“I just want to pop downstairs a minute and speak with Mr. Johnson, the senior partner. I won’t be long.”
He left the room, leaving me in a panic. Tears sprang from my eyes and rolled down my cheeks. My whole face felt numb but I knew that the numbness wouldn’t last for long.
When Mr. Adam returned, he had Mr. Johnson with him. Mr. Johnson looked inside my mouth and frowned.
“Try cutting into the jaw to free the roots,” he suggested.
Mr. Adam looked reluctant to do that but Mr. Johnson remained where he was and once again Mr. Adam sat in his seat. He took out the saw and sawed again. I nearly passed out. At this point I started to pray.
“Please God, if I get out of here alive, I will promise to be a good citizen every day for the rest of my life, only please spare me, I beseech you.”
My back was running with sweat, the tears were running. I was terrified. Hell had found me in that dentist’s chair.
“Make haste,” said Mr. Johnson. “The anaesthetic will soon be wearing off.
At last the sawing stopped. The tooth came out. Mr. Adam packed it. That means he took from a sterile tray, a small hard lump of dressing about the size of a peanut and placed it in the hole where the tooth had been to staunch the blood.
I heard the tooth fall into a tray with a clink. It was the best sound I had heard in a long time.
“All done, Mrs. Smith. You’ve been very brave.”
I was speechless. Slowly my head was raised to the normal position as the chair moved downwards. I could feel the sensations returning.
“It might be an idea to have an aspirin when you get home,” suggested Mr. Adam.
Mr. Johnson left the room and returned to his own patients.
Fumbling in my pocket, I found a large white handkerchief, which I placed against my mouth. My legs felt weak and I doubted that I would be able to stand up.
Somehow, I managed to lift myself off the chair and walk to the waiting room, where a host of anxious people were waiting. I realised that I had held them all up and they would all be late. David was waiting for me, playing with some bricks, which had been provided for the children.

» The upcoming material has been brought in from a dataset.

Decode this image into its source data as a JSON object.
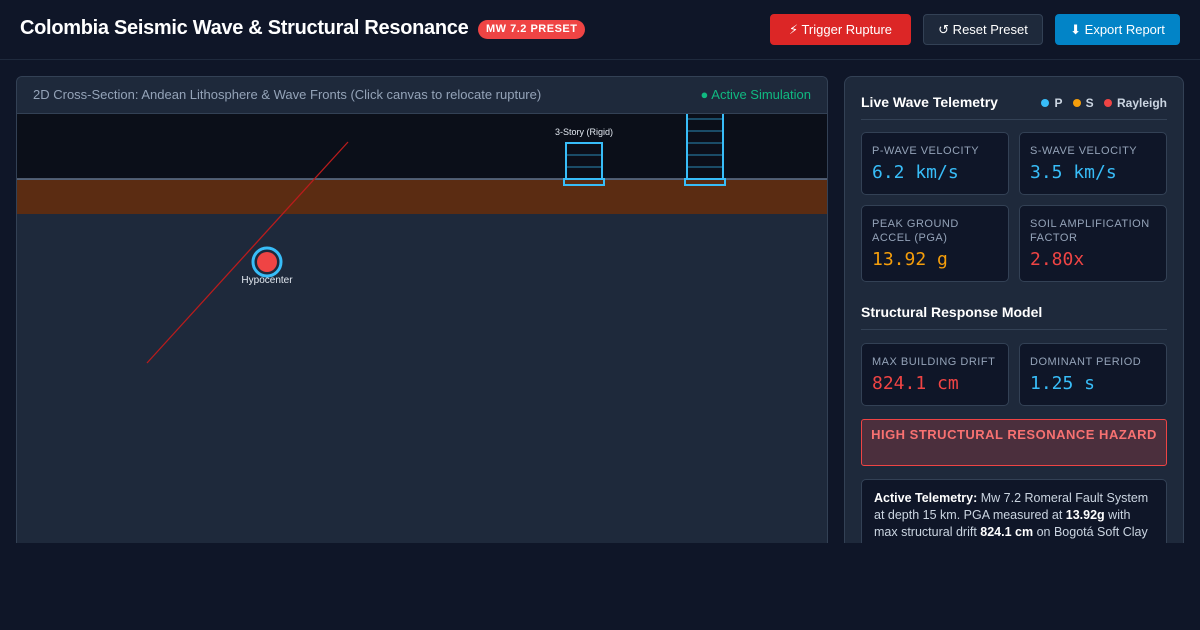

Together we walked out of the surgery, down the steps and up the road to our home.